**Source data:**
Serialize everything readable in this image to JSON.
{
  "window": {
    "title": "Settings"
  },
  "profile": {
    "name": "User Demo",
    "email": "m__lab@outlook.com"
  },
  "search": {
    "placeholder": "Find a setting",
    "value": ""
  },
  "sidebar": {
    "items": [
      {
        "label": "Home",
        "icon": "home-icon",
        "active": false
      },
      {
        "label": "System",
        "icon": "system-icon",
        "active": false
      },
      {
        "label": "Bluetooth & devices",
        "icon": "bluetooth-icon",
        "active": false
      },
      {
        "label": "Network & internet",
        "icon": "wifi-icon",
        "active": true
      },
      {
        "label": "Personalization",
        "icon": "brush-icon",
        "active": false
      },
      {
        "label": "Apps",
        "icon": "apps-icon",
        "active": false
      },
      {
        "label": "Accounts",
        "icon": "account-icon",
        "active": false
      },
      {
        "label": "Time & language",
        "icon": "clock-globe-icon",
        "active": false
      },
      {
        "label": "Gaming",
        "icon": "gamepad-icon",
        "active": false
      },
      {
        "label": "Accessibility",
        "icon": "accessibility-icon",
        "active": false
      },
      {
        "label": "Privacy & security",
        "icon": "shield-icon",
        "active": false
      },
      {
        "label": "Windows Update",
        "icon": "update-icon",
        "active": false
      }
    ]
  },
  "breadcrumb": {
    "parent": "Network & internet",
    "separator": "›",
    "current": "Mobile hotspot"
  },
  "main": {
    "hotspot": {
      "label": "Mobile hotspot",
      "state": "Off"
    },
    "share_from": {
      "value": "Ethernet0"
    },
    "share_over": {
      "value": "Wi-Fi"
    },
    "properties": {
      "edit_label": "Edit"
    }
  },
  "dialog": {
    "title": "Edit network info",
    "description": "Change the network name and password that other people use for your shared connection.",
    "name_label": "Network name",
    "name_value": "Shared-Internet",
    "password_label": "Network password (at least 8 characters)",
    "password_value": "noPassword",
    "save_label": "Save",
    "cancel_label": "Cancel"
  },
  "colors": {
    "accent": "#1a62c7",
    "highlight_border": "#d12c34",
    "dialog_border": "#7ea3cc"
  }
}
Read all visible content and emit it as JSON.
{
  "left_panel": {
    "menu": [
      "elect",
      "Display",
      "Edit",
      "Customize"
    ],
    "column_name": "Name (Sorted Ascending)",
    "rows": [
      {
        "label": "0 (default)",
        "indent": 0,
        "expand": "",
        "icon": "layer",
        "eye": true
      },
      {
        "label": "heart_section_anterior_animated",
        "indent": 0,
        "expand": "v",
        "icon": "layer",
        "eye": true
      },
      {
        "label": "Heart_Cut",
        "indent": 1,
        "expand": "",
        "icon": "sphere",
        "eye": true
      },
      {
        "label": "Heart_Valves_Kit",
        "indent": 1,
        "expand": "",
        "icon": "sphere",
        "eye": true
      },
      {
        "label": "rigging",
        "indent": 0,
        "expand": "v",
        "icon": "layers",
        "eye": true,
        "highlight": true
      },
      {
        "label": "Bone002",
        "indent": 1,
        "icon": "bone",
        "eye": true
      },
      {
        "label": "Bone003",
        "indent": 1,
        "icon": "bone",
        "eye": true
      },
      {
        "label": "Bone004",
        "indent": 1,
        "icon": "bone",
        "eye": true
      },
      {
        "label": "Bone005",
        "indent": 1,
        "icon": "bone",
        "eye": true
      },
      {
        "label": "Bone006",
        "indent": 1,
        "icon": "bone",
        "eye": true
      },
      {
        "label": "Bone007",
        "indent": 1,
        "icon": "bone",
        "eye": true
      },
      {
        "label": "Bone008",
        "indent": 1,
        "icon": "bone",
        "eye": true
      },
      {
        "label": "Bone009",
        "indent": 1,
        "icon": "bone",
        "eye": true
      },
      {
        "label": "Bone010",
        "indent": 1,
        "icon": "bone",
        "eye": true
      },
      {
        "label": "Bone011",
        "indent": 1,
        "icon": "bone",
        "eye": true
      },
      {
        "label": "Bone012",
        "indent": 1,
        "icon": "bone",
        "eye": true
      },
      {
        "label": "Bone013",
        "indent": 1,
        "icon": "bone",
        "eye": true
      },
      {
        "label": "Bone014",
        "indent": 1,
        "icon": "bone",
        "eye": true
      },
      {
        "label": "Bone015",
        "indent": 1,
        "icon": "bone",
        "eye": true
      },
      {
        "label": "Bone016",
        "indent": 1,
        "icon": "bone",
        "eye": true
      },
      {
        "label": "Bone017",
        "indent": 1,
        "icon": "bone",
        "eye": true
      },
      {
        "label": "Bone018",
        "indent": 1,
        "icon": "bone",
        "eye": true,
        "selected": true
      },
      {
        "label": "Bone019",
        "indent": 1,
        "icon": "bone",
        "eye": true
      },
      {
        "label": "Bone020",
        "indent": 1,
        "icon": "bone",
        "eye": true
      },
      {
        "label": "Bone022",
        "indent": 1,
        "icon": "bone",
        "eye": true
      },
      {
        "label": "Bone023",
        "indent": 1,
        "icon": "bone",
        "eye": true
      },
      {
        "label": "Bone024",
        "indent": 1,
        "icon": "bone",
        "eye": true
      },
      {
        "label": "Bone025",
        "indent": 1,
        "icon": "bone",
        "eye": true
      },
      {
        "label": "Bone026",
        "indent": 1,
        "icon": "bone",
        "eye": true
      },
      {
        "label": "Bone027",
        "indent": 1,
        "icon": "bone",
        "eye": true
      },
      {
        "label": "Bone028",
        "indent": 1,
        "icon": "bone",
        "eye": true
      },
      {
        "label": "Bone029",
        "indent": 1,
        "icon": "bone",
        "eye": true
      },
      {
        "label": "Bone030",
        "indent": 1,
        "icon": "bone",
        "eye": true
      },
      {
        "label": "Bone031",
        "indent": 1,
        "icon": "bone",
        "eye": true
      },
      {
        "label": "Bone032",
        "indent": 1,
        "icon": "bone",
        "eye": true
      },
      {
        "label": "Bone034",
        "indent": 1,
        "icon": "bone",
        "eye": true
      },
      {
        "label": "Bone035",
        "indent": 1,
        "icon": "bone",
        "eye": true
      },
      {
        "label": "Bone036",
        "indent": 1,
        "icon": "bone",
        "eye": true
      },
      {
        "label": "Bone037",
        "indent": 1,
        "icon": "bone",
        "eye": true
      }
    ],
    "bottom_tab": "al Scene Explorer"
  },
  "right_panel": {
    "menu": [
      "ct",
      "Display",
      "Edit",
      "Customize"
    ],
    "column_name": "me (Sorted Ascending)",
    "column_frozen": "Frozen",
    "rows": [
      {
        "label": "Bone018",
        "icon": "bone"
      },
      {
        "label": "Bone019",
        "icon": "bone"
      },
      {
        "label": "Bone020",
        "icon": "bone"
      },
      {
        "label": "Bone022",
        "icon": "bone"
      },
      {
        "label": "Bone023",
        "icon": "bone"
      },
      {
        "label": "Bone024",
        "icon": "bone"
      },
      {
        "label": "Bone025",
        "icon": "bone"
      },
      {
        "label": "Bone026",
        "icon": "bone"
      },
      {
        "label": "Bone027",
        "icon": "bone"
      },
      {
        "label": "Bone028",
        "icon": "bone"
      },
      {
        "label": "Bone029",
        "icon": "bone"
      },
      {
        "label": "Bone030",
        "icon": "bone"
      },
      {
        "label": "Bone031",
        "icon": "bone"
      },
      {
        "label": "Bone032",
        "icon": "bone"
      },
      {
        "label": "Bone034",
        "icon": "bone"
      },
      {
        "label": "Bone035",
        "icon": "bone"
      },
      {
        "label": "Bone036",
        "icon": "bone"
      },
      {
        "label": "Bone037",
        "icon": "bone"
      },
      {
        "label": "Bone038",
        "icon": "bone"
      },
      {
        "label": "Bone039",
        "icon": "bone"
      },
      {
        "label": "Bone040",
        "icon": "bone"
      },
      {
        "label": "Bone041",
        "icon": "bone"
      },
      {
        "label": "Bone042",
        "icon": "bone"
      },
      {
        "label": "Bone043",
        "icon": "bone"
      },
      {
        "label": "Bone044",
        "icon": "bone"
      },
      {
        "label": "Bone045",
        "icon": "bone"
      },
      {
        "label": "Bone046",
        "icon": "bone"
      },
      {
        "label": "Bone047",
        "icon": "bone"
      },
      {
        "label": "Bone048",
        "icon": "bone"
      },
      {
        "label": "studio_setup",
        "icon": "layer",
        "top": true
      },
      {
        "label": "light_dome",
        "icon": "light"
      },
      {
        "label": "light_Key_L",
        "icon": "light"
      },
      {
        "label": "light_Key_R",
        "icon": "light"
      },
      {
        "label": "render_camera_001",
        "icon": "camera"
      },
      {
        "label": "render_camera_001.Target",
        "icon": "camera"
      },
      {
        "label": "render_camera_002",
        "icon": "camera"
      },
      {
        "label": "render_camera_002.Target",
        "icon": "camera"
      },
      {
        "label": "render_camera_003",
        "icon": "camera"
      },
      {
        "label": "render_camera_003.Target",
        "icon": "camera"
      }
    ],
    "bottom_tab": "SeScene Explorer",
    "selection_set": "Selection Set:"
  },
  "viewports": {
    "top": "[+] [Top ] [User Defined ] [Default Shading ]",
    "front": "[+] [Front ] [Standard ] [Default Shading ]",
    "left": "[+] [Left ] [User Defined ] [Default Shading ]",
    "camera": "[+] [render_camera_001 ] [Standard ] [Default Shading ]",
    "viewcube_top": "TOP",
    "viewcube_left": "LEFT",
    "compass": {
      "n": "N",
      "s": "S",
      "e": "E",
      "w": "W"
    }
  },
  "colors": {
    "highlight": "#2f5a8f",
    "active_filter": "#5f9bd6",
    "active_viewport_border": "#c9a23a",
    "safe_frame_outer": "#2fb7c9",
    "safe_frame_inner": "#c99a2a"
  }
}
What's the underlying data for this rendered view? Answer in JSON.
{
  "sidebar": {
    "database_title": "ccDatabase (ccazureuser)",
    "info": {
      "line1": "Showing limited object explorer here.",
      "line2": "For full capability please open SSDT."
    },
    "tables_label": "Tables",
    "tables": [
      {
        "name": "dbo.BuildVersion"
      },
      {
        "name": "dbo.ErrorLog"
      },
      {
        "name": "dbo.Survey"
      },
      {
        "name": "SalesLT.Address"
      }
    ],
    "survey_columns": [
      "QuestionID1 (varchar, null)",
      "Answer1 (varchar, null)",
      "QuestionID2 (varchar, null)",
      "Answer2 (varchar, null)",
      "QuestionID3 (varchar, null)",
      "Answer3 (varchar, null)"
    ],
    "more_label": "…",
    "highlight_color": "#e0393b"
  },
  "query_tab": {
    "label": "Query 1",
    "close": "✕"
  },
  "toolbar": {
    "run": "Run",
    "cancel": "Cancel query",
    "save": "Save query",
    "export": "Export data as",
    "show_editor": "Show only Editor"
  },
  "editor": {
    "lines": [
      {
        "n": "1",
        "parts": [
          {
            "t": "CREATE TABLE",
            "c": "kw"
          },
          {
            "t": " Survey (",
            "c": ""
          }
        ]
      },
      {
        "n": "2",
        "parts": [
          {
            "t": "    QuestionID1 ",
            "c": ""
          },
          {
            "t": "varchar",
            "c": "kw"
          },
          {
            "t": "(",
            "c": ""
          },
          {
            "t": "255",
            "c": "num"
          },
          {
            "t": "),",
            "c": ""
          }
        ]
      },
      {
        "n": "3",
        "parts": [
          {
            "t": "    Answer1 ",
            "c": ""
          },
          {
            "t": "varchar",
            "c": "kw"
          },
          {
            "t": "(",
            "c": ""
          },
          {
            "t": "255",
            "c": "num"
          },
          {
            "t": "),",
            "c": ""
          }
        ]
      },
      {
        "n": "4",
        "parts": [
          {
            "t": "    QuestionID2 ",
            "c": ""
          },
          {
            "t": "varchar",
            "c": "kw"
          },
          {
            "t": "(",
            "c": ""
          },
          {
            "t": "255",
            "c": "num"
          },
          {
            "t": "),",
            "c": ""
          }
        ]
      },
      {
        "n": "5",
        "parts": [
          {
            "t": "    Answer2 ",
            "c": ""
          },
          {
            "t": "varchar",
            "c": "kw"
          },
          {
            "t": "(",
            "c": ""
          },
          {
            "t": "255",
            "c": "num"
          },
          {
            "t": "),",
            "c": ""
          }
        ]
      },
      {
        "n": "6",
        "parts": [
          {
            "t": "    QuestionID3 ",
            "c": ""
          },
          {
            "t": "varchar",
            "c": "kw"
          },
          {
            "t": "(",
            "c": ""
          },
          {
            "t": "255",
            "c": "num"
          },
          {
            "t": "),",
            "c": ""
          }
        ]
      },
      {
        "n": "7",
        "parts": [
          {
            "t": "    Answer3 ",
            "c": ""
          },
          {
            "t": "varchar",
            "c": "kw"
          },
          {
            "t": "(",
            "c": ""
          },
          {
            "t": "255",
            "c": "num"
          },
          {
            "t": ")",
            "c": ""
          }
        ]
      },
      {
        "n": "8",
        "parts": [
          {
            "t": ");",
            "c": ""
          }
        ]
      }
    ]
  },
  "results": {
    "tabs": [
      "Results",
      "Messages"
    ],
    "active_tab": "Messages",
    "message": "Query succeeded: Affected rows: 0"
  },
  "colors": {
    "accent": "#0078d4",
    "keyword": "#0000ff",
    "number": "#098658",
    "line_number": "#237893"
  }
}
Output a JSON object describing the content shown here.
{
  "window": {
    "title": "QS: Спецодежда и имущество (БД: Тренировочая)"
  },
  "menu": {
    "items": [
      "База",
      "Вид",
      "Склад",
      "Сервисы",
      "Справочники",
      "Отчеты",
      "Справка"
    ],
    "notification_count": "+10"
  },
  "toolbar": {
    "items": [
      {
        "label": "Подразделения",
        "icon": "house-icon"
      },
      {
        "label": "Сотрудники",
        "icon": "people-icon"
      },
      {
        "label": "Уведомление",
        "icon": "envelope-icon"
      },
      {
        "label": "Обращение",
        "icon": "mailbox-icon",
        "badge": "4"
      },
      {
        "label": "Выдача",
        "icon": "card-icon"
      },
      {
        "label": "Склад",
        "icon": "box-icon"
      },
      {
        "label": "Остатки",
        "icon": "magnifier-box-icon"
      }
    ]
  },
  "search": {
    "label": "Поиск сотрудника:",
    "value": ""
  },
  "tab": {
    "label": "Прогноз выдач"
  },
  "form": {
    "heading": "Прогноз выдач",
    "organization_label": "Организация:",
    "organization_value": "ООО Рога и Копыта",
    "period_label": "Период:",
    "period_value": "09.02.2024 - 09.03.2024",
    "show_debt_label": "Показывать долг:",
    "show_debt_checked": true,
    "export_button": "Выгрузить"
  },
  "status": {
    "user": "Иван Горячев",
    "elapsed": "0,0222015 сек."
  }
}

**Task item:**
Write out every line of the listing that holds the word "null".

**Result of the exercise:**
      "QuestionID1 (varchar, null)",
      "Answer1 (varchar, null)",
      "QuestionID2 (varchar, null)",
      "Answer2 (varchar, null)",
      "QuestionID3 (varchar, null)",
      "Answer3 (varchar, null)"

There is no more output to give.